§ **BRIEF**: Since the pictures are not wanted, copy only the text of every record exactly.

§ **PROVIDED DATA**:
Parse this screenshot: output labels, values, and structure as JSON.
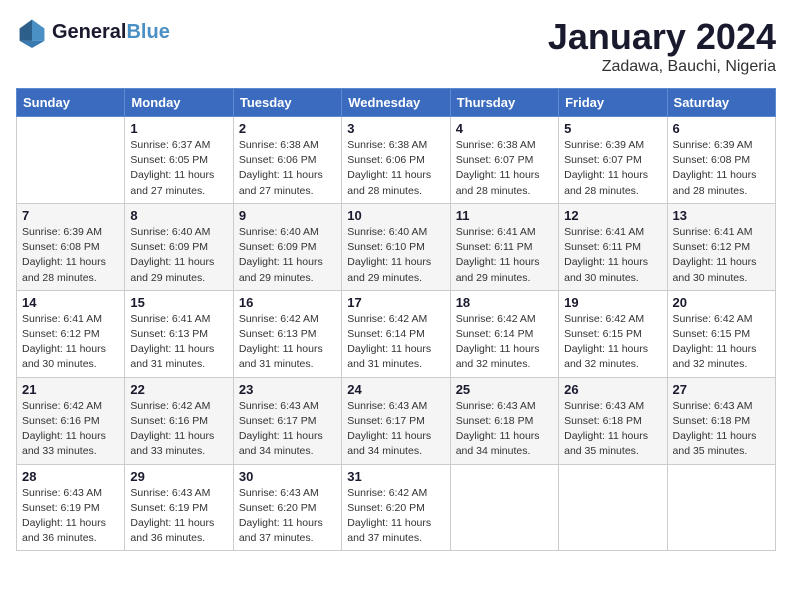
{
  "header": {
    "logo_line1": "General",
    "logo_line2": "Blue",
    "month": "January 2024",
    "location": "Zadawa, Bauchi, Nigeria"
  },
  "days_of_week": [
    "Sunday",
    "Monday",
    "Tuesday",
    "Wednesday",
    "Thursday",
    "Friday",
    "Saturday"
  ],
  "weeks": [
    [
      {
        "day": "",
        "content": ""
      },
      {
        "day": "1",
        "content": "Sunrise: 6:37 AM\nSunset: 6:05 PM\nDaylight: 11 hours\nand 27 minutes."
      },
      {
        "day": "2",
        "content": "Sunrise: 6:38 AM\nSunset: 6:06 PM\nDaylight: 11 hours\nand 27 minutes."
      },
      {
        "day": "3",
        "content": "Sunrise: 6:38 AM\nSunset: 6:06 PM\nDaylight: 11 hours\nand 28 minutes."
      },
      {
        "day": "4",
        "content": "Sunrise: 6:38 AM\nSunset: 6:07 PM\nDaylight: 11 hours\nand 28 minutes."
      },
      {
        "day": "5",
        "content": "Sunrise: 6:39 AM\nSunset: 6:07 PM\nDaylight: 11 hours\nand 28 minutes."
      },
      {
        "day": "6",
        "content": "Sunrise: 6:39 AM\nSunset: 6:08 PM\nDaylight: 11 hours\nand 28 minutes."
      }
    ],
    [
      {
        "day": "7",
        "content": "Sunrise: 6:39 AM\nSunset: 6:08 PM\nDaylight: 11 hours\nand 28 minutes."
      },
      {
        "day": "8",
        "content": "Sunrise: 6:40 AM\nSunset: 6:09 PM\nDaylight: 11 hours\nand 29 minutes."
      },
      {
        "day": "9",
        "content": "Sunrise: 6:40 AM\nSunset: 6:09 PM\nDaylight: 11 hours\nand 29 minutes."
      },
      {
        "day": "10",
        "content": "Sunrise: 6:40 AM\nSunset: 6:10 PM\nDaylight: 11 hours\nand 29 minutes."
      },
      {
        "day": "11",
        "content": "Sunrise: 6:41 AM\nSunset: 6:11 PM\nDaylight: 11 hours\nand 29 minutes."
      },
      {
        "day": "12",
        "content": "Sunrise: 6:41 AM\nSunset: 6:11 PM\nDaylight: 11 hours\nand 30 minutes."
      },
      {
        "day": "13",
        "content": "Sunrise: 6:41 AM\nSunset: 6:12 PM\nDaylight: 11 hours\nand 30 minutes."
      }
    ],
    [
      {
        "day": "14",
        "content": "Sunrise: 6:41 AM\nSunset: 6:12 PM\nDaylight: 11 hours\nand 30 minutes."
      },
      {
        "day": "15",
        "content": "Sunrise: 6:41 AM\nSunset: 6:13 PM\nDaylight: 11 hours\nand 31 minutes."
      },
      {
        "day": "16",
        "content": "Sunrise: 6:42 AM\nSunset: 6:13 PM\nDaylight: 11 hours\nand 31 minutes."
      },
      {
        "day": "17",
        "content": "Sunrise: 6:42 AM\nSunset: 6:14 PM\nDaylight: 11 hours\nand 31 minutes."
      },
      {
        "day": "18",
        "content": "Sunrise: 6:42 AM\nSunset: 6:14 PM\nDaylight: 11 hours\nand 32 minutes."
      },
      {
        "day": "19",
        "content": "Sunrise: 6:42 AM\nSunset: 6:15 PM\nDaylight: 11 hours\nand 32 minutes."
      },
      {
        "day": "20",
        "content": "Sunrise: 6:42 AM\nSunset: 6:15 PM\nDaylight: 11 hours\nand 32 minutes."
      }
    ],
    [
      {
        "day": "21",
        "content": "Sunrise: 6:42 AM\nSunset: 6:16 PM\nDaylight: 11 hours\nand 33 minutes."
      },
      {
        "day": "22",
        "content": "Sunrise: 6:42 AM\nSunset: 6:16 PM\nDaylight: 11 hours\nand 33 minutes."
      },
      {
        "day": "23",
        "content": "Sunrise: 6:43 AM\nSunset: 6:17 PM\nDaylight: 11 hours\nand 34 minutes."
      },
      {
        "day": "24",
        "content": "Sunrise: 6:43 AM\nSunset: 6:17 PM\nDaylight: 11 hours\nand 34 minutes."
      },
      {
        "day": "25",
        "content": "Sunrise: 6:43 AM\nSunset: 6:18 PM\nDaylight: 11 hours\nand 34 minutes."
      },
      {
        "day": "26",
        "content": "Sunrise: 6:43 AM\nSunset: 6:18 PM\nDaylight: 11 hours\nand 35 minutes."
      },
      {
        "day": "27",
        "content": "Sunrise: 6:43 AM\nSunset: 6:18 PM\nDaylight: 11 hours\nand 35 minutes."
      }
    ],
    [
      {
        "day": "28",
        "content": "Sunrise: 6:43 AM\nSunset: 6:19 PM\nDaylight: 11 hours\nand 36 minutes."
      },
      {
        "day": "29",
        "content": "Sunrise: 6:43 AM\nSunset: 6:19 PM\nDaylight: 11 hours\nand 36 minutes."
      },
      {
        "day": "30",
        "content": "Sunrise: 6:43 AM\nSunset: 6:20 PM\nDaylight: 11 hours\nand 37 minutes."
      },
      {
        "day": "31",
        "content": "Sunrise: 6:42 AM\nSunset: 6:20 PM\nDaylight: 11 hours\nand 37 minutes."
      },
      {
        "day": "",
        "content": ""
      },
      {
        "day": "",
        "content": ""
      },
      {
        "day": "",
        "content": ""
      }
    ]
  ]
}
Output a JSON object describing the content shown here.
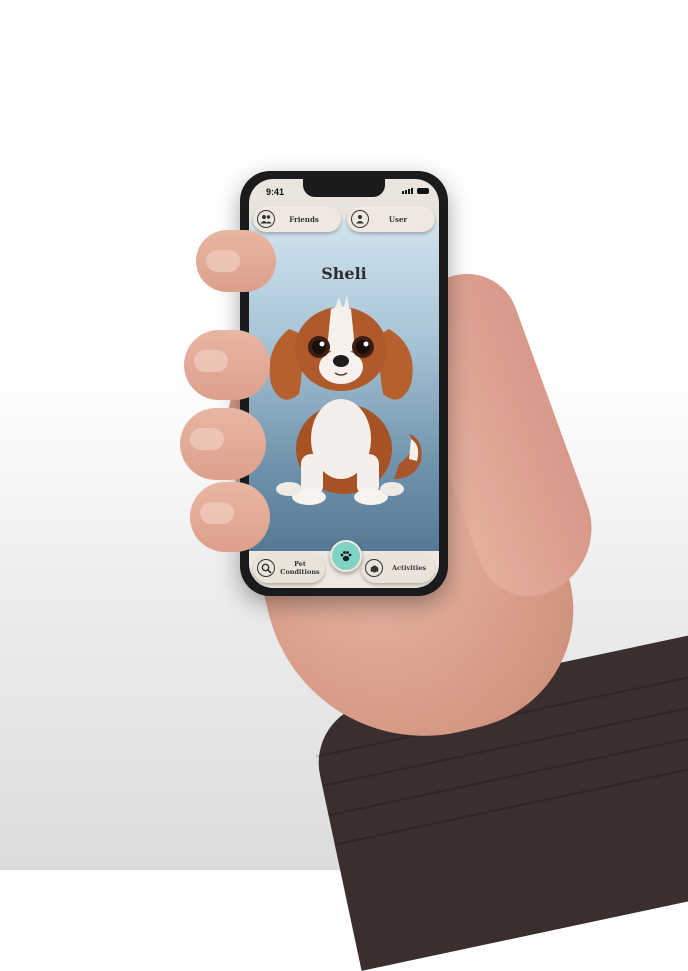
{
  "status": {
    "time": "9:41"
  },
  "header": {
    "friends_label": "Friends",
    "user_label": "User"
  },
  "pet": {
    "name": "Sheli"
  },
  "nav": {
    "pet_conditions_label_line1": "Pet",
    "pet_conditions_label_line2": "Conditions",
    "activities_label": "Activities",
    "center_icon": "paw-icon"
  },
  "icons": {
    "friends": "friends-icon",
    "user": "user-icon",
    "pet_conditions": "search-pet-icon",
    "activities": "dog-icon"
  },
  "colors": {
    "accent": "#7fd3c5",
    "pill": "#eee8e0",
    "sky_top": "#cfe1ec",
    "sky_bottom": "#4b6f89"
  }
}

§ **FINISHED TASK**:
Parse this screenshot: output labels, values, and structure as JSON.
{
  "header": {
    "logo_line1": "General",
    "logo_line2": "Blue",
    "month": "January 2024",
    "location": "Zadawa, Bauchi, Nigeria"
  },
  "days_of_week": [
    "Sunday",
    "Monday",
    "Tuesday",
    "Wednesday",
    "Thursday",
    "Friday",
    "Saturday"
  ],
  "weeks": [
    [
      {
        "day": "",
        "content": ""
      },
      {
        "day": "1",
        "content": "Sunrise: 6:37 AM\nSunset: 6:05 PM\nDaylight: 11 hours\nand 27 minutes."
      },
      {
        "day": "2",
        "content": "Sunrise: 6:38 AM\nSunset: 6:06 PM\nDaylight: 11 hours\nand 27 minutes."
      },
      {
        "day": "3",
        "content": "Sunrise: 6:38 AM\nSunset: 6:06 PM\nDaylight: 11 hours\nand 28 minutes."
      },
      {
        "day": "4",
        "content": "Sunrise: 6:38 AM\nSunset: 6:07 PM\nDaylight: 11 hours\nand 28 minutes."
      },
      {
        "day": "5",
        "content": "Sunrise: 6:39 AM\nSunset: 6:07 PM\nDaylight: 11 hours\nand 28 minutes."
      },
      {
        "day": "6",
        "content": "Sunrise: 6:39 AM\nSunset: 6:08 PM\nDaylight: 11 hours\nand 28 minutes."
      }
    ],
    [
      {
        "day": "7",
        "content": "Sunrise: 6:39 AM\nSunset: 6:08 PM\nDaylight: 11 hours\nand 28 minutes."
      },
      {
        "day": "8",
        "content": "Sunrise: 6:40 AM\nSunset: 6:09 PM\nDaylight: 11 hours\nand 29 minutes."
      },
      {
        "day": "9",
        "content": "Sunrise: 6:40 AM\nSunset: 6:09 PM\nDaylight: 11 hours\nand 29 minutes."
      },
      {
        "day": "10",
        "content": "Sunrise: 6:40 AM\nSunset: 6:10 PM\nDaylight: 11 hours\nand 29 minutes."
      },
      {
        "day": "11",
        "content": "Sunrise: 6:41 AM\nSunset: 6:11 PM\nDaylight: 11 hours\nand 29 minutes."
      },
      {
        "day": "12",
        "content": "Sunrise: 6:41 AM\nSunset: 6:11 PM\nDaylight: 11 hours\nand 30 minutes."
      },
      {
        "day": "13",
        "content": "Sunrise: 6:41 AM\nSunset: 6:12 PM\nDaylight: 11 hours\nand 30 minutes."
      }
    ],
    [
      {
        "day": "14",
        "content": "Sunrise: 6:41 AM\nSunset: 6:12 PM\nDaylight: 11 hours\nand 30 minutes."
      },
      {
        "day": "15",
        "content": "Sunrise: 6:41 AM\nSunset: 6:13 PM\nDaylight: 11 hours\nand 31 minutes."
      },
      {
        "day": "16",
        "content": "Sunrise: 6:42 AM\nSunset: 6:13 PM\nDaylight: 11 hours\nand 31 minutes."
      },
      {
        "day": "17",
        "content": "Sunrise: 6:42 AM\nSunset: 6:14 PM\nDaylight: 11 hours\nand 31 minutes."
      },
      {
        "day": "18",
        "content": "Sunrise: 6:42 AM\nSunset: 6:14 PM\nDaylight: 11 hours\nand 32 minutes."
      },
      {
        "day": "19",
        "content": "Sunrise: 6:42 AM\nSunset: 6:15 PM\nDaylight: 11 hours\nand 32 minutes."
      },
      {
        "day": "20",
        "content": "Sunrise: 6:42 AM\nSunset: 6:15 PM\nDaylight: 11 hours\nand 32 minutes."
      }
    ],
    [
      {
        "day": "21",
        "content": "Sunrise: 6:42 AM\nSunset: 6:16 PM\nDaylight: 11 hours\nand 33 minutes."
      },
      {
        "day": "22",
        "content": "Sunrise: 6:42 AM\nSunset: 6:16 PM\nDaylight: 11 hours\nand 33 minutes."
      },
      {
        "day": "23",
        "content": "Sunrise: 6:43 AM\nSunset: 6:17 PM\nDaylight: 11 hours\nand 34 minutes."
      },
      {
        "day": "24",
        "content": "Sunrise: 6:43 AM\nSunset: 6:17 PM\nDaylight: 11 hours\nand 34 minutes."
      },
      {
        "day": "25",
        "content": "Sunrise: 6:43 AM\nSunset: 6:18 PM\nDaylight: 11 hours\nand 34 minutes."
      },
      {
        "day": "26",
        "content": "Sunrise: 6:43 AM\nSunset: 6:18 PM\nDaylight: 11 hours\nand 35 minutes."
      },
      {
        "day": "27",
        "content": "Sunrise: 6:43 AM\nSunset: 6:18 PM\nDaylight: 11 hours\nand 35 minutes."
      }
    ],
    [
      {
        "day": "28",
        "content": "Sunrise: 6:43 AM\nSunset: 6:19 PM\nDaylight: 11 hours\nand 36 minutes."
      },
      {
        "day": "29",
        "content": "Sunrise: 6:43 AM\nSunset: 6:19 PM\nDaylight: 11 hours\nand 36 minutes."
      },
      {
        "day": "30",
        "content": "Sunrise: 6:43 AM\nSunset: 6:20 PM\nDaylight: 11 hours\nand 37 minutes."
      },
      {
        "day": "31",
        "content": "Sunrise: 6:42 AM\nSunset: 6:20 PM\nDaylight: 11 hours\nand 37 minutes."
      },
      {
        "day": "",
        "content": ""
      },
      {
        "day": "",
        "content": ""
      },
      {
        "day": "",
        "content": ""
      }
    ]
  ]
}
Output a JSON object describing the content shown here.
{
  "status": {
    "time": "9:41"
  },
  "header": {
    "friends_label": "Friends",
    "user_label": "User"
  },
  "pet": {
    "name": "Sheli"
  },
  "nav": {
    "pet_conditions_label_line1": "Pet",
    "pet_conditions_label_line2": "Conditions",
    "activities_label": "Activities",
    "center_icon": "paw-icon"
  },
  "icons": {
    "friends": "friends-icon",
    "user": "user-icon",
    "pet_conditions": "search-pet-icon",
    "activities": "dog-icon"
  },
  "colors": {
    "accent": "#7fd3c5",
    "pill": "#eee8e0",
    "sky_top": "#cfe1ec",
    "sky_bottom": "#4b6f89"
  }
}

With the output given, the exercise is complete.